She continued: “Then, more ‘practically’ – Gossip gets likes…and likes are a form of currency in the 21c social media-driven world. Rather than gauge our popularity on how many people came to our birthday party, or how many invited us to prom, if you have ever taken down a post because of a lack of likes, you work in this currency too!”
According to Tang, if we’re angry, that’s popular as well! “Misery loves company, and sometimes when we’re in a bad mood we don’t want to learn, we don’t want to grow, we just want to be heard! So we put our rant out there and when it is ‘Liked’ (because out of the whole population of those on social media, someone is likely to agree, even with some very extreme or unpleasant comments) – we feel validated.”
“Delving more deeply into this, Julian Baggini in his book ‘Complaints’ says that complaining (or ranting) is a social norm and some of us actually enjoy it – at least to each other – especially when it is about someone else!! It can make us feel part of something – we feel validated.”

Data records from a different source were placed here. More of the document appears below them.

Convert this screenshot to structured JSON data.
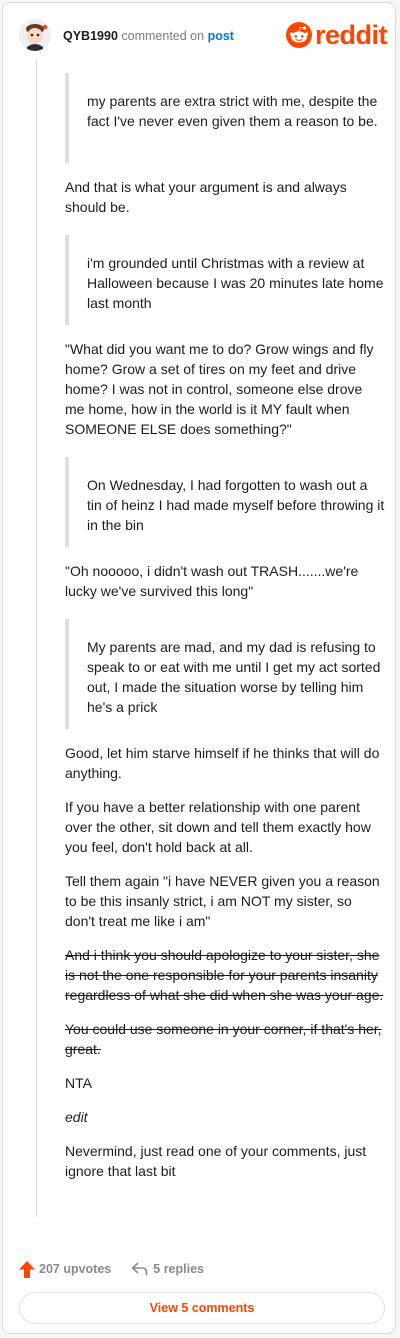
{
  "comment": {
    "username": "QYB1990",
    "commented_on": "commented on",
    "post_link": "post"
  },
  "brand": {
    "logo_text": "reddit",
    "accent": "#ff4500"
  },
  "body": {
    "quote1": "my parents are extra strict with me, despite the fact I've never even given them a reason to be.",
    "p1": "And that is what your argument is and always should be.",
    "quote2": "i'm grounded until Christmas with a review at Halloween because I was 20 minutes late home last month",
    "p2": "\"What did you want me to do? Grow wings and fly home? Grow a set of tires on my feet and drive home? I was not in control, someone else drove me home, how in the world is it MY fault when SOMEONE ELSE does something?\"",
    "quote3": "On Wednesday, I had forgotten to wash out a tin of heinz I had made myself before throwing it in the bin",
    "p3": "\"Oh nooooo, i didn't wash out TRASH.......we're lucky we've survived this long\"",
    "quote4": "My parents are mad, and my dad is refusing to speak to or eat with me until I get my act sorted out, I made the situation worse by telling him he's a prick",
    "p4": "Good, let him starve himself if he thinks that will do anything.",
    "p5": "If you have a better relationship with one parent over the other, sit down and tell them exactly how you feel, don't hold back at all.",
    "p6": "Tell them again \"i have NEVER given you a reason to be this insanly strict, i am NOT my sister, so don't treat me like i am\"",
    "p7_struck": "And i think you should apologize to your sister, she is not the one responsible for your parents insanity regardless of what she did when she was your age.",
    "p8_struck": "You could use someone in your corner, if that's her, great.",
    "p9": "NTA",
    "p10_italic": "edit",
    "p11": "Nevermind, just read one of your comments, just ignore that last bit"
  },
  "footer": {
    "upvotes": "207 upvotes",
    "replies": "5 replies",
    "view_comments": "View 5 comments"
  }
}
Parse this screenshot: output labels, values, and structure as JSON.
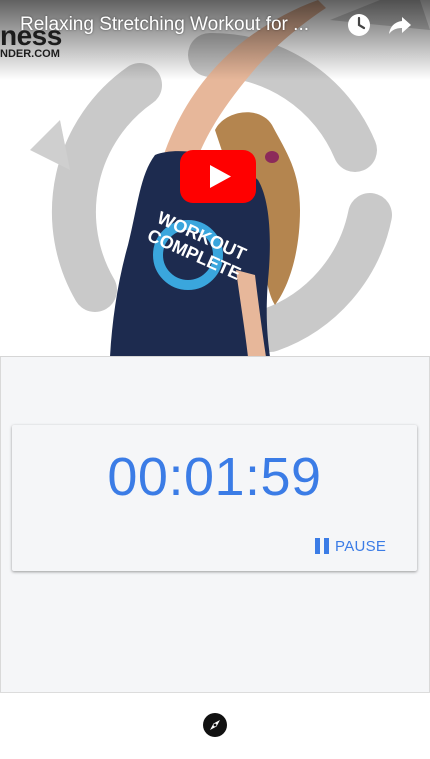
{
  "video": {
    "title": "Relaxing Stretching Workout for ...",
    "channel_logo_line1": "ness",
    "channel_logo_line2": "NDER.COM",
    "shirt_text_line1": "WORKOUT",
    "shirt_text_line2": "COMPLETE",
    "icons": [
      "watch-later-icon",
      "share-icon",
      "youtube-play-icon"
    ],
    "brand_red": "#ff0000"
  },
  "timer": {
    "display": "00:01:59",
    "pause_label": "PAUSE",
    "accent": "#3b7ce6"
  },
  "bottom_bar": {
    "icons": [
      "compass-icon"
    ]
  }
}
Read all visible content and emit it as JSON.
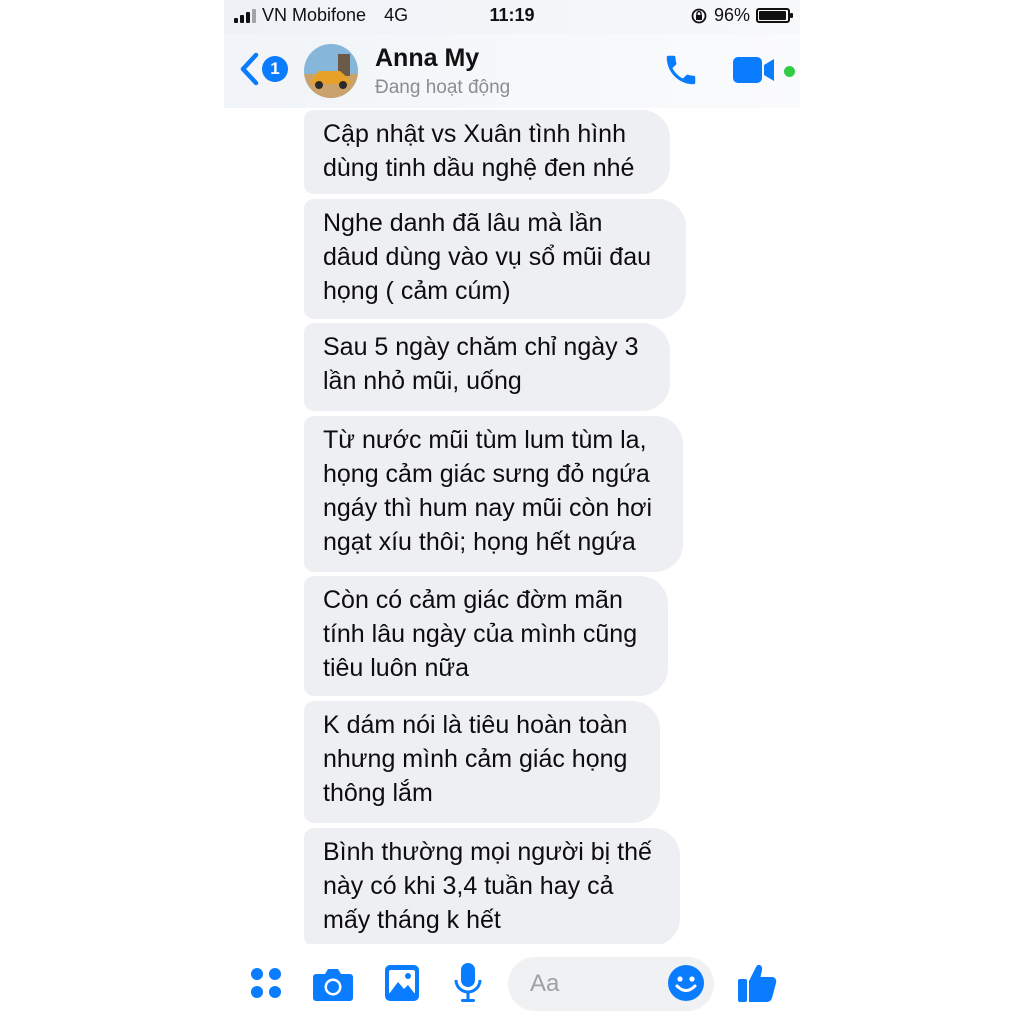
{
  "status_bar": {
    "carrier": "VN Mobifone",
    "network": "4G",
    "time": "11:19",
    "battery_percent": "96%",
    "battery_level": 0.96
  },
  "header": {
    "back_badge": "1",
    "contact_name": "Anna My",
    "contact_status": "Đang hoạt động",
    "icons": [
      "back-chevron-icon",
      "phone-icon",
      "video-camera-icon"
    ],
    "online_color": "#31cc46"
  },
  "messages": [
    {
      "text": "Cập nhật vs Xuân tình hình\ndùng tinh dầu nghệ đen nhé"
    },
    {
      "text": "Nghe danh đã lâu mà lần\ndâud dùng vào vụ sổ mũi đau\nhọng ( cảm cúm)"
    },
    {
      "text": "Sau 5 ngày chăm chỉ ngày 3\nlần nhỏ mũi, uống"
    },
    {
      "text": "Từ nước mũi tùm lum tùm la,\nhọng cảm giác sưng đỏ ngứa\nngáy thì hum nay mũi còn hơi\nngạt xíu thôi; họng hết ngứa"
    },
    {
      "text": "Còn có cảm giác đờm mãn\ntính lâu ngày của mình cũng\ntiêu luôn nữa"
    },
    {
      "text": "K dám nói là tiêu hoàn toàn\nnhưng mình cảm giác họng\nthông lắm"
    },
    {
      "text": "Bình thường mọi người bị thế\nnày có khi 3,4 tuần hay cả\nmấy tháng k hết"
    }
  ],
  "composer": {
    "placeholder": "Aa",
    "icons": [
      "apps-icon",
      "camera-icon",
      "image-icon",
      "microphone-icon",
      "emoji-icon",
      "thumbs-up-icon"
    ]
  },
  "colors": {
    "accent": "#0a7cff",
    "bubble_bg": "#eeeff2"
  }
}
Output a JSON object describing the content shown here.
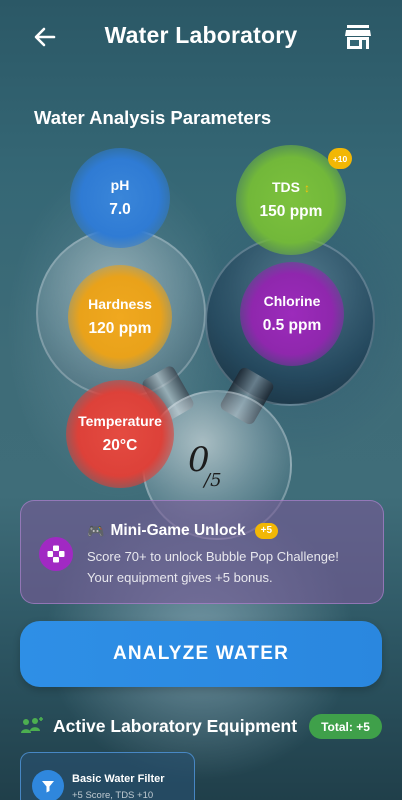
{
  "header": {
    "title": "Water Laboratory",
    "back_icon": "arrow-left-icon",
    "store_icon": "store-icon"
  },
  "parameters": {
    "section_title": "Water Analysis Parameters",
    "ph": {
      "label": "pH",
      "value": "7.0",
      "color": "#2f7bd4"
    },
    "tds": {
      "label": "TDS",
      "trend_glyph": "↕",
      "value": "150 ppm",
      "color": "#72b83a",
      "bonus_badge": "+10"
    },
    "hardness": {
      "label": "Hardness",
      "value": "120 ppm",
      "color": "#e9a21a"
    },
    "chlorine": {
      "label": "Chlorine",
      "value": "0.5 ppm",
      "color": "#8f27ad"
    },
    "temperature": {
      "label": "Temperature",
      "value": "20°C",
      "color": "#dd4139"
    }
  },
  "score": {
    "current": "0",
    "total": "/5"
  },
  "mini_game": {
    "title": "Mini-Game Unlock",
    "badge": "+5",
    "line1": "Score 70+ to unlock Bubble Pop Challenge!",
    "line2": "Your equipment gives +5 bonus.",
    "icon": "gamepad-icon",
    "accent": "#a129c3"
  },
  "analyze_button": {
    "label": "ANALYZE WATER",
    "color": "#2e8fe6"
  },
  "equipment": {
    "title": "Active Laboratory Equipment",
    "total_badge": "Total: +5",
    "items": [
      {
        "name": "Basic Water Filter",
        "desc": "+5 Score, TDS +10",
        "icon": "filter-icon"
      }
    ]
  }
}
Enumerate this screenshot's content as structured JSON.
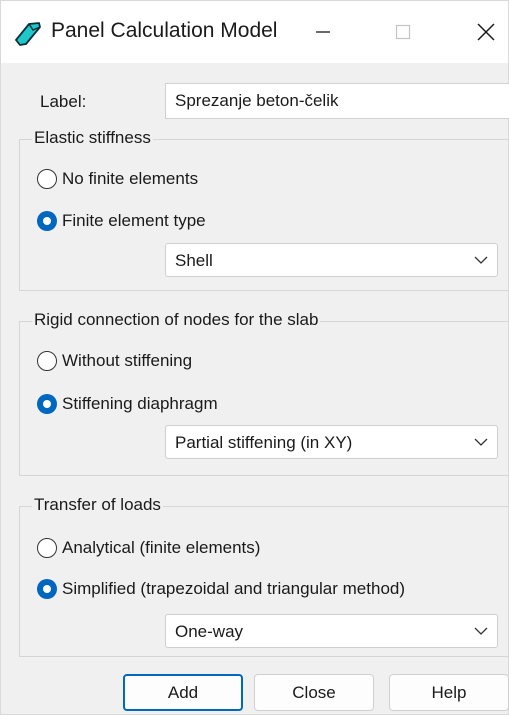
{
  "window": {
    "title": "Panel Calculation Model",
    "controls": [
      "minimize",
      "maximize",
      "close"
    ]
  },
  "label": {
    "caption": "Label:",
    "value": "Sprezanje beton-čelik"
  },
  "elastic_stiffness": {
    "title": "Elastic stiffness",
    "options": [
      {
        "label": "No finite elements",
        "checked": false
      },
      {
        "label": "Finite element type",
        "checked": true
      }
    ],
    "dropdown_value": "Shell"
  },
  "rigid_connection": {
    "title": "Rigid connection of nodes for the slab",
    "options": [
      {
        "label": "Without stiffening",
        "checked": false
      },
      {
        "label": "Stiffening diaphragm",
        "checked": true
      }
    ],
    "dropdown_value": "Partial stiffening (in XY)"
  },
  "transfer_of_loads": {
    "title": "Transfer of loads",
    "options": [
      {
        "label": "Analytical (finite elements)",
        "checked": false
      },
      {
        "label": "Simplified (trapezoidal and triangular method)",
        "checked": true
      }
    ],
    "dropdown_value": "One-way"
  },
  "buttons": {
    "add": "Add",
    "close": "Close",
    "help": "Help"
  },
  "colors": {
    "accent": "#0067c0",
    "dialog_background": "#f0f0f0",
    "app_icon": "#1ec8c8"
  }
}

But there’s another side to it. Tang argues that related to this, psychologically, and sadly, is how often we feel unheard. “You do not need to have experienced deeply traumatic events to feel a sense of rejection, much less have an impact on your life. If we, as children, were always told “Cheer up”, “stop it”, and/or we never had our feelings acknowledged (even the idea of “family hold back” can result in some children creating a belief that they are not as important as the people mum and dad are trying to impress), we can grow up with a need for acknowledgment, without really having learned the tools to provide this for ourselves.”
Tang argues, “as such, we try different ways to receive what we are craving and – objectively – one successful way is to say something negative about others, or go on a bit of a rant. (The latter will at least give us the odd ‘You Ok hun?’ which may satiate our desire for the attention we crave, and in turn, when something produces a positive result – for us – positive reinforcement teaches us to do it again.)”